PROBLEM
Could you output all of the records below exactly as they appear?

START DATA FOR THIS EXERCISE

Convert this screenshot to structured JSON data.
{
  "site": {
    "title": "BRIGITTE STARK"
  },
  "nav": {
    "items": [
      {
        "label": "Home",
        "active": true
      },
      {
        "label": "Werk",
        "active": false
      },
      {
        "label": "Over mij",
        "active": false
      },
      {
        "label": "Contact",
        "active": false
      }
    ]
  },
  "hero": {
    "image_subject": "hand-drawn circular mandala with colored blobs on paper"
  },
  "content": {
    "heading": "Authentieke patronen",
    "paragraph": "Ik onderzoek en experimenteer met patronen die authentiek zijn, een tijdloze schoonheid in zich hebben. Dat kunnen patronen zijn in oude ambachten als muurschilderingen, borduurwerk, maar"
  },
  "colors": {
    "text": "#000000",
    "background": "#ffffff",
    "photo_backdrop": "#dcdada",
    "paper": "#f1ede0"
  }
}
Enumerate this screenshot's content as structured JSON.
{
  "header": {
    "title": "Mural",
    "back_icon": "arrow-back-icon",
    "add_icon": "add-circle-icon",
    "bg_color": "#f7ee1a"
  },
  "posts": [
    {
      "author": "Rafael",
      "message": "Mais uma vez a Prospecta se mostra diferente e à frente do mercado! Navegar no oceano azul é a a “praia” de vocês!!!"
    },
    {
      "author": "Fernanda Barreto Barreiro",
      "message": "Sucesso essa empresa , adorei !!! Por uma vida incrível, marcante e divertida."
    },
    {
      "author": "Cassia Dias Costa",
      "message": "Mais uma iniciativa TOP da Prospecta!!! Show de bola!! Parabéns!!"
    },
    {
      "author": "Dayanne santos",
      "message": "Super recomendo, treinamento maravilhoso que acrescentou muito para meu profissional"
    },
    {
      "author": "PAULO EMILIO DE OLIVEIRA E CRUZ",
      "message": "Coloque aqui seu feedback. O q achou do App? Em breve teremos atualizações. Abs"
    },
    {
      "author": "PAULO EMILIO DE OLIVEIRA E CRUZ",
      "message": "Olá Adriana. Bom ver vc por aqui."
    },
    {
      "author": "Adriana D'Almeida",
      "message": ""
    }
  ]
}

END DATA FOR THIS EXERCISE

RESULT
Convert this screenshot to structured JSON data.
{
  "site": {
    "title": "BRIGITTE STARK"
  },
  "nav": {
    "items": [
      {
        "label": "Home",
        "active": true
      },
      {
        "label": "Werk",
        "active": false
      },
      {
        "label": "Over mij",
        "active": false
      },
      {
        "label": "Contact",
        "active": false
      }
    ]
  },
  "hero": {
    "image_subject": "hand-drawn circular mandala with colored blobs on paper"
  },
  "content": {
    "heading": "Authentieke patronen",
    "paragraph": "Ik onderzoek en experimenteer met patronen die authentiek zijn, een tijdloze schoonheid in zich hebben. Dat kunnen patronen zijn in oude ambachten als muurschilderingen, borduurwerk, maar"
  },
  "colors": {
    "text": "#000000",
    "background": "#ffffff",
    "photo_backdrop": "#dcdada",
    "paper": "#f1ede0"
  }
}
Enumerate this screenshot's content as structured JSON.
{
  "header": {
    "title": "Mural",
    "back_icon": "arrow-back-icon",
    "add_icon": "add-circle-icon",
    "bg_color": "#f7ee1a"
  },
  "posts": [
    {
      "author": "Rafael",
      "message": "Mais uma vez a Prospecta se mostra diferente e à frente do mercado! Navegar no oceano azul é a a “praia” de vocês!!!"
    },
    {
      "author": "Fernanda Barreto Barreiro",
      "message": "Sucesso essa empresa , adorei !!! Por uma vida incrível, marcante e divertida."
    },
    {
      "author": "Cassia Dias Costa",
      "message": "Mais uma iniciativa TOP da Prospecta!!! Show de bola!! Parabéns!!"
    },
    {
      "author": "Dayanne santos",
      "message": "Super recomendo, treinamento maravilhoso que acrescentou muito para meu profissional"
    },
    {
      "author": "PAULO EMILIO DE OLIVEIRA E CRUZ",
      "message": "Coloque aqui seu feedback. O q achou do App? Em breve teremos atualizações. Abs"
    },
    {
      "author": "PAULO EMILIO DE OLIVEIRA E CRUZ",
      "message": "Olá Adriana. Bom ver vc por aqui."
    },
    {
      "author": "Adriana D'Almeida",
      "message": ""
    }
  ]
}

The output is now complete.